Kupe Sites, an exhibition developed and toured by the Museum of New Zealand Te Papa Tongarewa (Te Papa) opened in Te Puias Nga Waru Pu Manawa Gallery on Thursday 9 April.
It is the first time that this historically and culturally significant exhibition has been shown outside of the traditional museum setting, which recognises the role of Te Puia in preserving and showcasing the nations cultural heritage.
Kupe Sites celebrates a great Polynesian voyagers connections with New Zealand. Kupe is regarded by many iwi (tribes) as one of the ancestors who discovered New Zealand.
Kupe Sites explores the stories of Kupes encounter with New Zealand through names of various landmarks and places including the name Aotearoa.
Some iwi tell the story of Kupe setting out from his homeland Hawaiki in pursuit of Te Wheke-a-Muturangi, a giant octopus. Others recount how Kupe, in love with his nephews wife, Kuramarotini, took her husband,
Hoturapa fishing, left him out at sea to drown, then fled from the familys vengeance in her great canoe Matahourua and discovered New Zealand.
Whether he was the pursuer or the pursued, Kupe and his stories are of immense importance to the many iwi who trace their whakapapa (genealogy) back through him. While the stories vary, they all celebrate a remarkable voyager who settled a new land and charted a route through the Pacific for later navigators to follow.
Kupe Sites presents these stories through photographs of places and video recordings of kuia and kaumatua from four areas that have strong traditions of links to Kupe Northland, Wairarapa, the Wellington region, and the top of the South Island.
Kupe Sites offers visitors a unique encounter with New Zealands past and reveals the significance of landscape and memory in portraying a key figure in the countrys history.
Kupe is a legend of contention. Some iwi are precise about the times and places Kupe lived or left from. The legends of the Whanganui and Taranki regions place Kupe with the Aotea canoe. In other tradition it is suggested Kupe came to New Zealand on other canoes. Around the year 1400 is the belief.
In one version of Kupe beliefs he was a great chief of Hawaiki who stepped ashore in New Zealand in 925AD.
Wikipedia says Cape Reinga (Te Reinga or Te Rerenga Wairua in Maori) at the northern end of the North Island of New Zealand has great meaning for Maori.
The name of the cape comes from the Maori word 'Reinga', meaning the 'Underworld'. Another Maori name is 'Te Rerenga Wairua', meaning the leaping-off place of spirits.
Both refer to the Maori belief that the cape is the point where the spirits of the dead enter the underworld.
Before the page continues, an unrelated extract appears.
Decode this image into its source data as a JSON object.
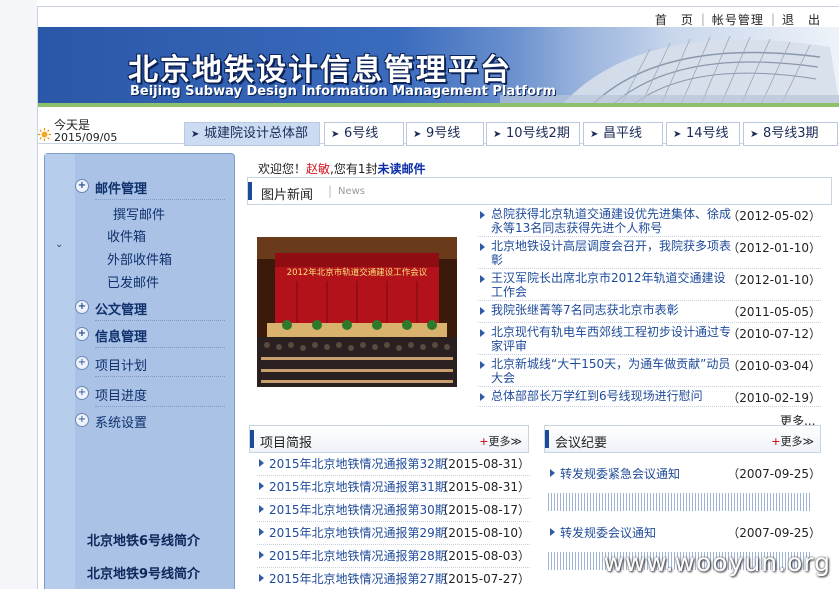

According to mythology, the spirits of the dead travel to Cape Reinga on their journey to the afterlife in the spiritual homeland of Hawaiki, using the Te Ara Wairua, the 'Spirits' pathway'.
Editor Note: Traditions about Kupe appear among the peoples of the Northland, Ngati Kahungunu, Tainui, Whanganui-Taranaki, Rangitane, and the South Island.